What is PDD?
PDD or pervasive developmental disorder is a behavioral disorder of speech, communication, social interaction, and repetitive type compulsive behavior. Autism is a form of PDD. There are five types of PDD’s. The most commonly encountered are PDD NOS (pervasive developmental disorder not otherwise specified), childhood Autism, and Asperger’s Syndrome. All these “different” conditions have common diagnostic and physiologic features but differ slightly by the specific diagnostic criteria.
What is Autism?
Autism is a complex developmental disability that typically appears during the first three years of lifeand is the result of a neurological disorder that affects the normal functioning of the brain, impacting development in the areas of social interaction and communication skills. Both children and adults with Autism typically show difficulties in verbal and non-verbal communication, social interactions, and leisure or play activities.
Prevalence of Autism
Autism is the most common of the Pervasive Developmental Disorders, affecting an estimated 1 in 150 births (Centers for Disease Control Prevention, 2007). Roughly translated, this means as many as 1.5 million Americans today are believed to have some form of Autism. And this number is on the rise.
Based on statistics from the U.S. Department of Education and other governmental agencies, Autism is growing at a startling rate of 10-17 percent per year. Autism knows no racial, ethnic, or social boundaries; family income levels; lifestyle choices; or educational levels, and can affect any family and any child. And although the overall incidence of Autism is consistent around the globe, it is four times more prevalent in boys than in girls.
Children with Autism usually have a combination of the following symptoms:
- Lack of or delay in spoken language
- Repetitive use of language and/or motor mannerisms (e.g., hand-flapping, twirling objects)
- Little or no eye contact
- Lack of interest in peer relationships
- Lack of spontaneous or make-believe play
- Persistent fixation on parts of objects
What is Asperger’s Syndrome?
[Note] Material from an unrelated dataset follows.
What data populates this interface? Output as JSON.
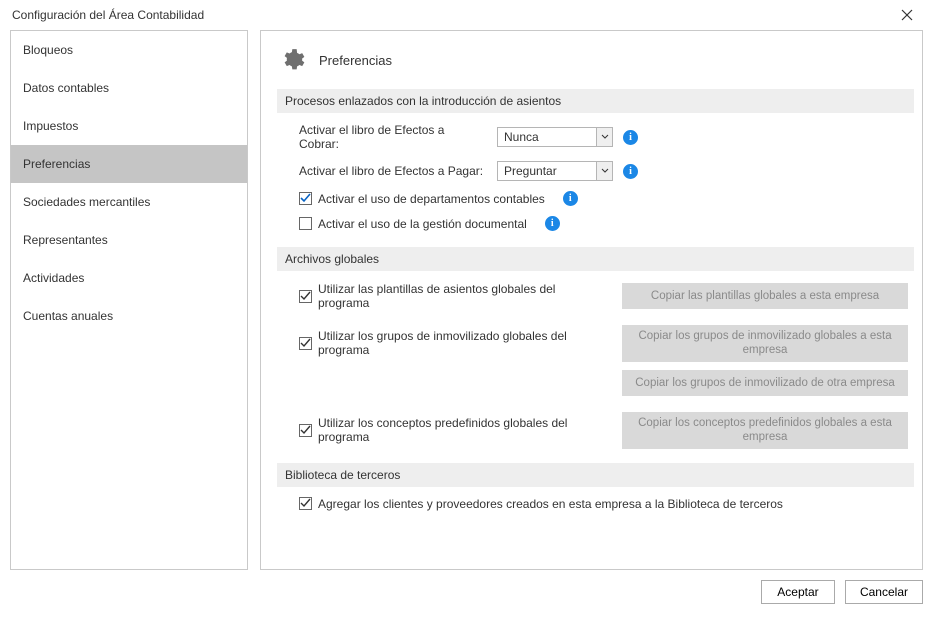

What distinguishes Asperger’s Syndrome from Autism is the severity of the symptoms and the absence of language delays. Children with Asperger’s may be only mildly affected and frequently have good language and cognitive skills. To the untrained observer, a child with Asperger’s may seem just like a normal child behaving differently. They may be socially awkward, not understanding of conventional social rules, or show a lack of empathy. They may make limited eye contact, seem to be unengaged in a conversation, and not understand the use of gestures. Many individuals who fall within the category of having Asperger’s Syndrome are often misdiagnosed with ADD, ADHD, Learning Disabilities, Bi-polar, Oppositional Defiant and Emotional Disorders.
One of the major differences between Asperger’s Syndrome and Autism is that, by definition, there is no speech delay in Asperger’s. In fact, children with Asperger’s frequently have good language skills; they simply use language in different ways. Speech patterns may be unusual, lack inflection, or have a rhythmic nature or it may be formal, but too loud or high pitched. Children with Asperger’s may not understand the subtleties of language, such as irony and humor, or they may not recognize the give-and-take nature of a conversation.
Another distinction between Asperger’s Syndrome and Autism concerns cognitive ability. While some individuals with Autism experience mental retardation, by definition a person with Asperger’s cannot possess a “clinically significant” cognitive delay, and most possess average to above-average intelligence.
Children with Autism are frequently seen as aloof and uninterested in others. This is not the case with Asperger’s Disorder. Individuals with Asperger’s Disorder usually want to fit in and have interaction with others; they simply don’t know how to do it.
Children with AS usually have a combination of the following symptoms:
- Above average memory skills
- Average or above average vocabulary skills
- Awkward, repetitive gestures, body postures or facial expressions
- Below average handwriting
- Difficulty understanding their feelings
- Extreme difficulty with peer relationships and social situations
- Inability to be empathetic
- Inability to read non-verbal social cues and other people’s feelings
- Inability to sense other people’s needs for personal space
- Late development of motor skills or a lack of physical coordination
- Obsessive interest in one topic which they may talk about excessively
- Strong attachment to routine
- Strong aversion to change or spontaneity
- Unusual sensitivity to sound, light, or touch
- Unusual speech patterns with regard to tone, pitch, or accents
Prevalence of Asperger’s Syndrome
Because Asperger’s syndrome has been diagnosed in the United States only recently, it is unclear how many people have the disorder. Some studies indicate that 2 out of every 10,000 children have AS in the United States. Other studies indicate that as many as 3-4 of every 1000 children have this condition. Asperger’s syndrome affects boys more often than girls, and siblings of children with the disorder are at increased risk.
Autism Society of America Chapters
For parents looking for more support, ASA chapters are a great resource. ASA has chapters in nearly every state reaching out to individuals with autism and their families with information, support, and encouragement.
ASA is the home of the Autism Awareness Puzzle Ribbon, one of the most recognizable cause-related symbols, and founded National Autism Awareness Month, which helps focus attention on autism in April of every year.